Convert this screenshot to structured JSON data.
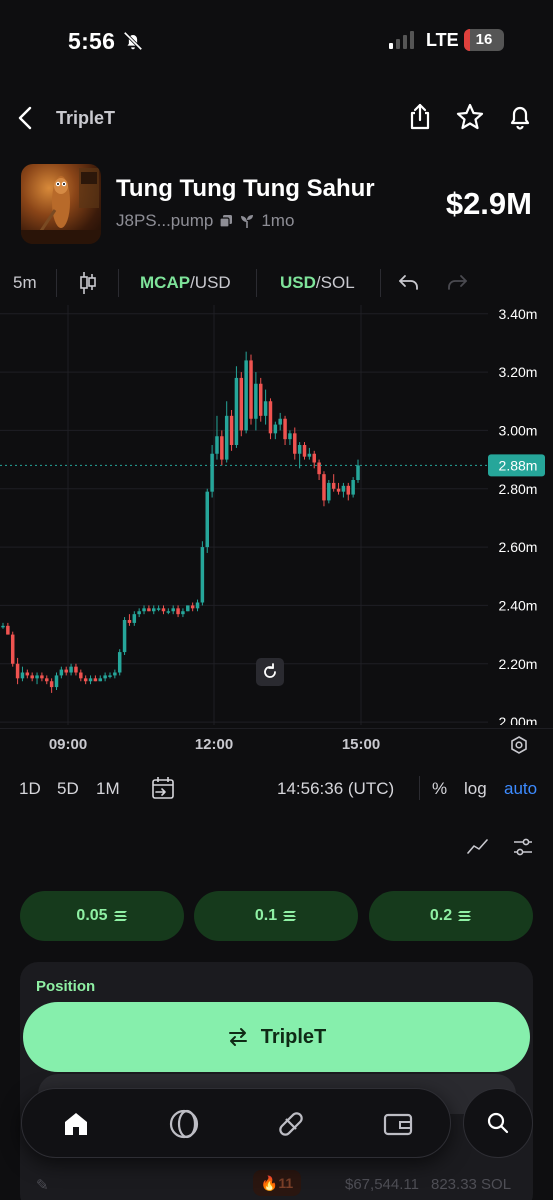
{
  "status_bar": {
    "time": "5:56",
    "network": "LTE",
    "battery": "16",
    "battery_level": 0.16
  },
  "header": {
    "title": "TripleT"
  },
  "token": {
    "name": "Tung Tung Tung Sahur",
    "address": "J8PS...pump",
    "age": "1mo",
    "market_cap": "$2.9M"
  },
  "chart_toolbar": {
    "interval": "5m",
    "mcap": "MCAP",
    "mcap_unit": "/USD",
    "usd": "USD",
    "usd_unit": "/SOL"
  },
  "chart_data": {
    "type": "candlestick",
    "price_labels": [
      "3.40m",
      "3.20m",
      "3.00m",
      "2.88m",
      "2.80m",
      "2.60m",
      "2.40m",
      "2.20m",
      "2.00m"
    ],
    "current_price_label": "2.88m",
    "y_ticks": [
      3.4,
      3.2,
      3.0,
      2.8,
      2.6,
      2.4,
      2.2,
      2.0
    ],
    "ylim": [
      1.99,
      3.43
    ],
    "current_price": 2.88,
    "x_tick_labels": [
      "09:00",
      "12:00",
      "15:00"
    ],
    "colors": {
      "up": "#26a69a",
      "down": "#ef5350",
      "current_line": "#26a69a"
    },
    "candles": [
      [
        2.33,
        2.34,
        2.32,
        2.33
      ],
      [
        2.33,
        2.34,
        2.3,
        2.3
      ],
      [
        2.3,
        2.31,
        2.19,
        2.2
      ],
      [
        2.2,
        2.22,
        2.13,
        2.15
      ],
      [
        2.15,
        2.19,
        2.14,
        2.17
      ],
      [
        2.17,
        2.18,
        2.15,
        2.16
      ],
      [
        2.16,
        2.17,
        2.14,
        2.15
      ],
      [
        2.15,
        2.17,
        2.13,
        2.16
      ],
      [
        2.16,
        2.17,
        2.14,
        2.15
      ],
      [
        2.15,
        2.16,
        2.13,
        2.14
      ],
      [
        2.14,
        2.15,
        2.1,
        2.12
      ],
      [
        2.12,
        2.17,
        2.11,
        2.16
      ],
      [
        2.16,
        2.19,
        2.15,
        2.18
      ],
      [
        2.18,
        2.19,
        2.16,
        2.17
      ],
      [
        2.17,
        2.2,
        2.16,
        2.19
      ],
      [
        2.19,
        2.2,
        2.16,
        2.17
      ],
      [
        2.17,
        2.18,
        2.14,
        2.15
      ],
      [
        2.15,
        2.16,
        2.13,
        2.14
      ],
      [
        2.14,
        2.16,
        2.13,
        2.15
      ],
      [
        2.15,
        2.16,
        2.14,
        2.14
      ],
      [
        2.14,
        2.16,
        2.14,
        2.15
      ],
      [
        2.15,
        2.17,
        2.14,
        2.16
      ],
      [
        2.16,
        2.17,
        2.15,
        2.16
      ],
      [
        2.16,
        2.18,
        2.15,
        2.17
      ],
      [
        2.17,
        2.25,
        2.16,
        2.24
      ],
      [
        2.24,
        2.36,
        2.23,
        2.35
      ],
      [
        2.35,
        2.37,
        2.33,
        2.34
      ],
      [
        2.34,
        2.38,
        2.33,
        2.37
      ],
      [
        2.37,
        2.39,
        2.36,
        2.38
      ],
      [
        2.38,
        2.4,
        2.37,
        2.39
      ],
      [
        2.39,
        2.4,
        2.38,
        2.38
      ],
      [
        2.38,
        2.4,
        2.37,
        2.39
      ],
      [
        2.39,
        2.4,
        2.38,
        2.39
      ],
      [
        2.39,
        2.4,
        2.37,
        2.38
      ],
      [
        2.38,
        2.39,
        2.37,
        2.38
      ],
      [
        2.38,
        2.4,
        2.37,
        2.39
      ],
      [
        2.39,
        2.4,
        2.36,
        2.37
      ],
      [
        2.37,
        2.39,
        2.36,
        2.38
      ],
      [
        2.38,
        2.4,
        2.38,
        2.4
      ],
      [
        2.4,
        2.41,
        2.38,
        2.39
      ],
      [
        2.39,
        2.42,
        2.38,
        2.41
      ],
      [
        2.41,
        2.62,
        2.4,
        2.6
      ],
      [
        2.6,
        2.8,
        2.58,
        2.79
      ],
      [
        2.79,
        2.95,
        2.77,
        2.92
      ],
      [
        2.92,
        3.05,
        2.9,
        2.98
      ],
      [
        2.98,
        3.0,
        2.88,
        2.9
      ],
      [
        2.9,
        3.1,
        2.89,
        3.05
      ],
      [
        3.05,
        3.07,
        2.93,
        2.95
      ],
      [
        2.95,
        3.22,
        2.94,
        3.18
      ],
      [
        3.18,
        3.2,
        2.98,
        3.0
      ],
      [
        3.0,
        3.27,
        2.99,
        3.24
      ],
      [
        3.24,
        3.26,
        3.02,
        3.04
      ],
      [
        3.04,
        3.2,
        3.0,
        3.16
      ],
      [
        3.16,
        3.18,
        3.03,
        3.05
      ],
      [
        3.05,
        3.14,
        3.02,
        3.1
      ],
      [
        3.1,
        3.11,
        2.97,
        2.99
      ],
      [
        2.99,
        3.03,
        2.97,
        3.02
      ],
      [
        3.02,
        3.06,
        3.0,
        3.04
      ],
      [
        3.04,
        3.05,
        2.95,
        2.97
      ],
      [
        2.97,
        3.0,
        2.95,
        2.99
      ],
      [
        2.99,
        3.01,
        2.9,
        2.92
      ],
      [
        2.92,
        2.96,
        2.87,
        2.95
      ],
      [
        2.95,
        2.96,
        2.9,
        2.91
      ],
      [
        2.91,
        2.94,
        2.9,
        2.92
      ],
      [
        2.92,
        2.93,
        2.87,
        2.89
      ],
      [
        2.89,
        2.9,
        2.83,
        2.85
      ],
      [
        2.85,
        2.86,
        2.74,
        2.76
      ],
      [
        2.76,
        2.83,
        2.75,
        2.82
      ],
      [
        2.82,
        2.85,
        2.79,
        2.8
      ],
      [
        2.8,
        2.82,
        2.78,
        2.79
      ],
      [
        2.79,
        2.82,
        2.77,
        2.81
      ],
      [
        2.81,
        2.82,
        2.76,
        2.78
      ],
      [
        2.78,
        2.84,
        2.77,
        2.83
      ],
      [
        2.83,
        2.9,
        2.82,
        2.88
      ]
    ]
  },
  "time_axis": {
    "t1": "09:00",
    "t2": "12:00",
    "t3": "15:00"
  },
  "range_bar": {
    "r1": "1D",
    "r2": "5D",
    "r3": "1M",
    "clock": "14:56:36 (UTC)",
    "percent": "%",
    "log": "log",
    "auto": "auto"
  },
  "amounts": [
    "0.05",
    "0.1",
    "0.2"
  ],
  "position": {
    "title": "Position",
    "trade_label": "TripleT"
  },
  "footer": {
    "flames": "11",
    "balance": "$67,544.11",
    "sol": "823.33 SOL"
  }
}
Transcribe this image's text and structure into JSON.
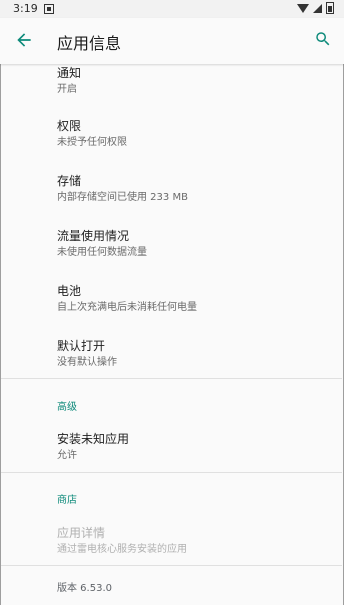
{
  "status_bar": {
    "time": "3:19",
    "icons": [
      "notification-icon",
      "wifi-icon",
      "signal-icon",
      "battery-icon"
    ]
  },
  "toolbar": {
    "title": "应用信息",
    "back_icon": "arrow-back-icon",
    "search_icon": "search-icon"
  },
  "items": [
    {
      "title": "通知",
      "subtitle": "开启"
    },
    {
      "title": "权限",
      "subtitle": "未授予任何权限"
    },
    {
      "title": "存储",
      "subtitle": "内部存储空间已使用 233 MB"
    },
    {
      "title": "流量使用情况",
      "subtitle": "未使用任何数据流量"
    },
    {
      "title": "电池",
      "subtitle": "自上次充满电后未消耗任何电量"
    },
    {
      "title": "默认打开",
      "subtitle": "没有默认操作"
    }
  ],
  "advanced": {
    "header": "高级",
    "items": [
      {
        "title": "安装未知应用",
        "subtitle": "允许"
      }
    ]
  },
  "store": {
    "header": "商店",
    "items": [
      {
        "title": "应用详情",
        "subtitle": "通过雷电核心服务安装的应用",
        "enabled": false
      }
    ]
  },
  "version": "版本 6.53.0",
  "colors": {
    "accent": "#0d8a7a",
    "background": "#fafafa",
    "divider": "#e0e0e0"
  }
}
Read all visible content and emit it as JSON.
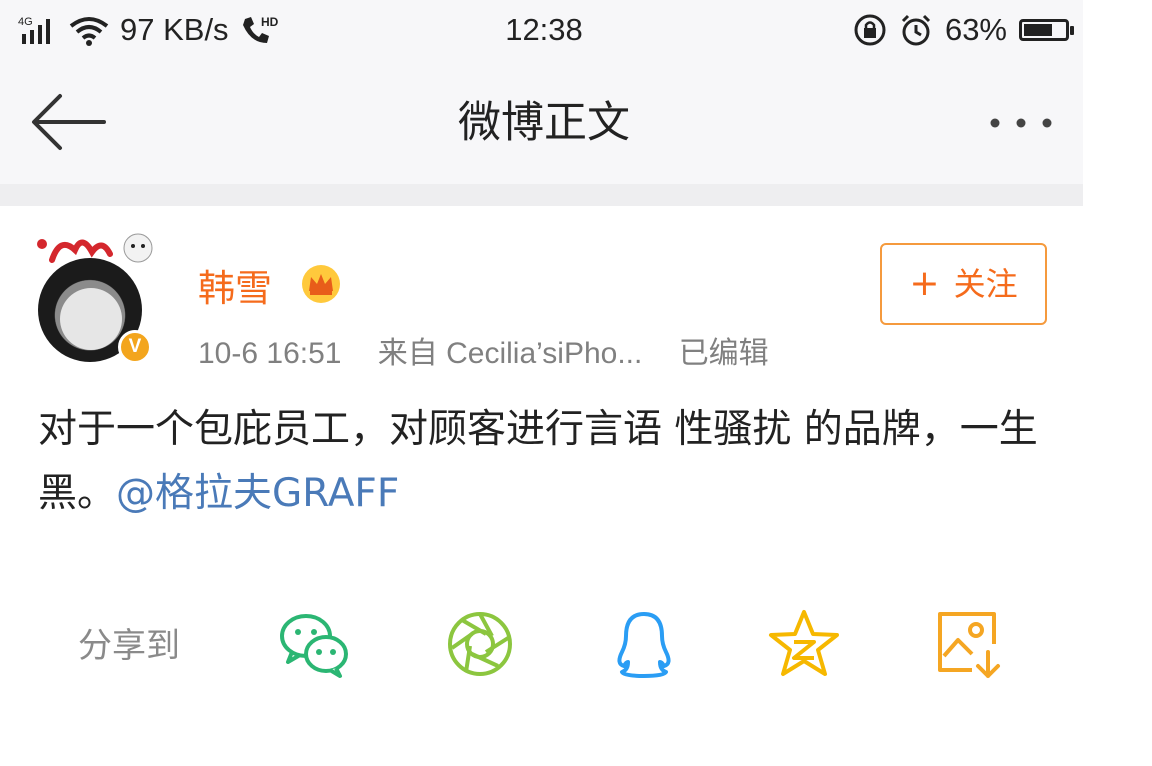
{
  "status_bar": {
    "signal": "4G",
    "speed": "97 KB/s",
    "hd": "HD",
    "time": "12:38",
    "battery": "63%",
    "battery_level": 0.63
  },
  "header": {
    "title": "微博正文"
  },
  "post": {
    "author": "韩雪",
    "timestamp": "10-6 16:51",
    "source": "来自 Cecilia’siPho...",
    "edited": "已编辑",
    "follow_label": "关注",
    "verified_badge": "V",
    "text_main": "对于一个包庇员工，对顾客进行言语 性骚扰 的品牌，一生黑。",
    "mention": "@格拉夫GRAFF"
  },
  "share": {
    "label": "分享到",
    "targets": [
      "wechat-icon",
      "moments-icon",
      "qq-icon",
      "qzone-icon",
      "save-image-icon"
    ]
  },
  "colors": {
    "accent": "#f56b1c",
    "link": "#4a7ab8",
    "wechat": "#2bb673",
    "moments": "#8cc63f",
    "qq": "#2a9df4",
    "qzone": "#f6b800",
    "save": "#f5a623"
  }
}
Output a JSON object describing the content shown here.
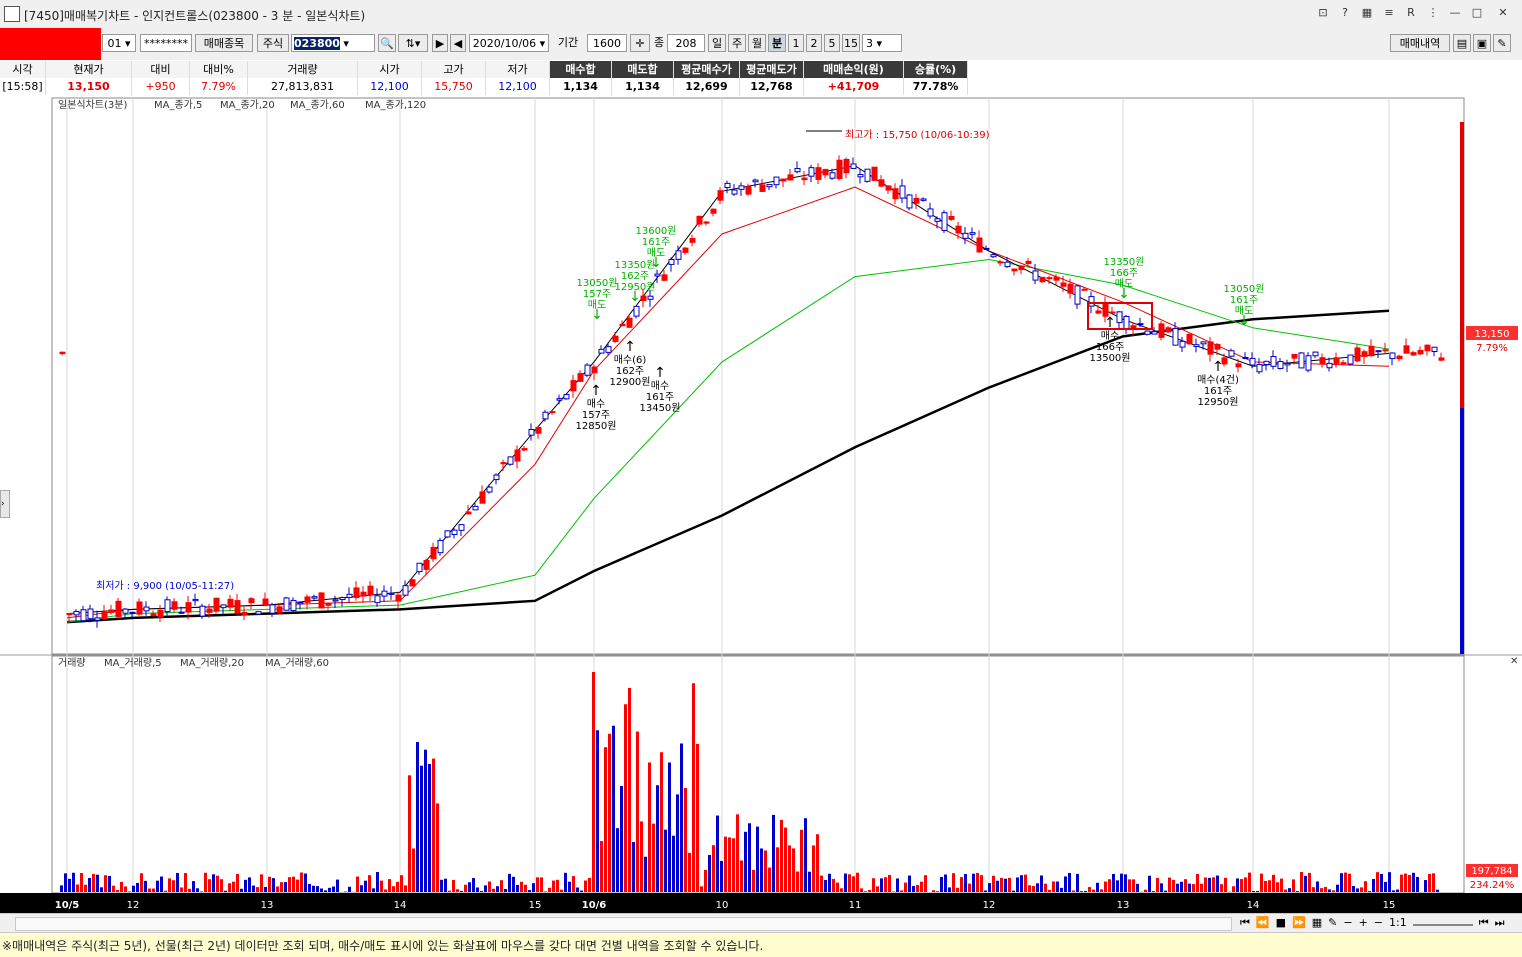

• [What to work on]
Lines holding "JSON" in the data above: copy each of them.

• [Task output]
Convert this screenshot to structured JSON data.
Transcribe this image's text and structure into JSON.
Read all visible content and emit it as JSON.
Output a JSON object describing the content shown here.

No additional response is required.